Re: sections 1.4.2 and 1.4.3

I should preface this continuation of discussion with the point that I 
think we are talking about a relatively minor part of the document :-)

On 23/05/2008 19:36, Jeff Sonstein wrote:
> On May 23, 2008, at 1:07 PM, Jo Rabin wrote:
>> I agree with everything that Jeff is saying below (well, I could argue
>> some points but that would spoil the effect)
> <grin/>
>> Or to put it another way, at what point do we foresee that the
>> difference is processing power will be immaterial?
> for the purposes of Web-based operations?
> I'd guess that will be within a couple of years
> at the high end
> but that is just my guess
> (and I have often been too conservative in these estimates)
> but for now
> and for a BP document likely to remain for a couple of years
> I think the differences are material enough
> to use them as an example

In the text of the BPs themselves we speak of this limitiation, so it is 
mildly inconsistent for processing power to be given as an example.

>> I think it is arguable, for example in respect of bandwidth available,
>> that the point-in-time differential between fixed and mobile is actually
>> increasing.
> hmmmm
> not sure I'd buy that argument
> with "WiFi" showing up on an increasing number of mobile devices

Again, that's not really my point. Which is that if you draw a graph of 
bandwidth against date for what you can get down a wire and what you can 
get over-the-air what will you see? Anyway, if the limiting factor is 
switching capacity rather than connection bandwidth then the point 
becomes moot, but it is still an enduring feature of mobile.

> but hey
> is there another example that you would be happier with?
> one other than "limited device processing capability"??
> the example we are trying to work out is for the xxxx at the end of this 
> phrase:
> "as opposed to those that are likely to disappear quickly as
>  the technology evolves (e.g. xxxx)"

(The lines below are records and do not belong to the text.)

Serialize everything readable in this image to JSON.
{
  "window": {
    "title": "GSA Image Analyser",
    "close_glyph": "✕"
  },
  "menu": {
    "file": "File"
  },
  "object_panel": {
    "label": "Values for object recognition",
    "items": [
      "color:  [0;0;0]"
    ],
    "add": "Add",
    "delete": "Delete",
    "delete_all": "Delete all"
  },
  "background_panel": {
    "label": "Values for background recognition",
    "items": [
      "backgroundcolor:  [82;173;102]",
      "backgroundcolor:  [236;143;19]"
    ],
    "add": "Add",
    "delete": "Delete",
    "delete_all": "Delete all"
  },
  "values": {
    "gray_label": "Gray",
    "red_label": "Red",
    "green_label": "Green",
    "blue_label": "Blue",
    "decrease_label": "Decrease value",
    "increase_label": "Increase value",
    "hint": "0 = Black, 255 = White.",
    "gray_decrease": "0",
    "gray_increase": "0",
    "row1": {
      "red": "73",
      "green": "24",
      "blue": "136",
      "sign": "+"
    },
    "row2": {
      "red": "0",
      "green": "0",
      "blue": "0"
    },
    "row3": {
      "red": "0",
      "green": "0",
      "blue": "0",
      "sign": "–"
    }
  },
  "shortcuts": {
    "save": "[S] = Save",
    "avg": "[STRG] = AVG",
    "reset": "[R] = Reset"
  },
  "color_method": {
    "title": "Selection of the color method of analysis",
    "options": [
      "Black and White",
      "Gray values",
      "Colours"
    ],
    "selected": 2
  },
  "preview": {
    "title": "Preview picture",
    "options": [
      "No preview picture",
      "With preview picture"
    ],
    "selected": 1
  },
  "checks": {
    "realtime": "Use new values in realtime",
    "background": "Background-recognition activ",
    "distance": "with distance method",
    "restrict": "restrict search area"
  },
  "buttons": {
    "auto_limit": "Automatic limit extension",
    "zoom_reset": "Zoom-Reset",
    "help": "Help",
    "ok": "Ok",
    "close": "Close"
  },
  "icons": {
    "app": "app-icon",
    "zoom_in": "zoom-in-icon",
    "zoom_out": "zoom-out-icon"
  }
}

I think the problem is that the evolution of the technology is not 
really relevant, because evolution of mobile technology is likely to be 
   paralleled by evolution of non-mobile technology. This reads as 
though mobile is playing a game of catch up in which it will be successful.

It might be better to cast this as the differences becoming immaterial.

> I think we all agree the tech *is* likely to evolve
> and we are just trying to say here
> why in this BP doc we are placing "additional weight"
> on some aspects of the mobile context
> a different example of problems we think are going away
>      Real Soon Now
> would be okay by me
> jeffs
> -- 
> "What is poetry
>  and if you know what poetry is
>  what is prose?"
> - Gertrude Stein -
> ============
> Jeff Sonstein

Received on Saturday, 24 May 2008 10:20:55 UTC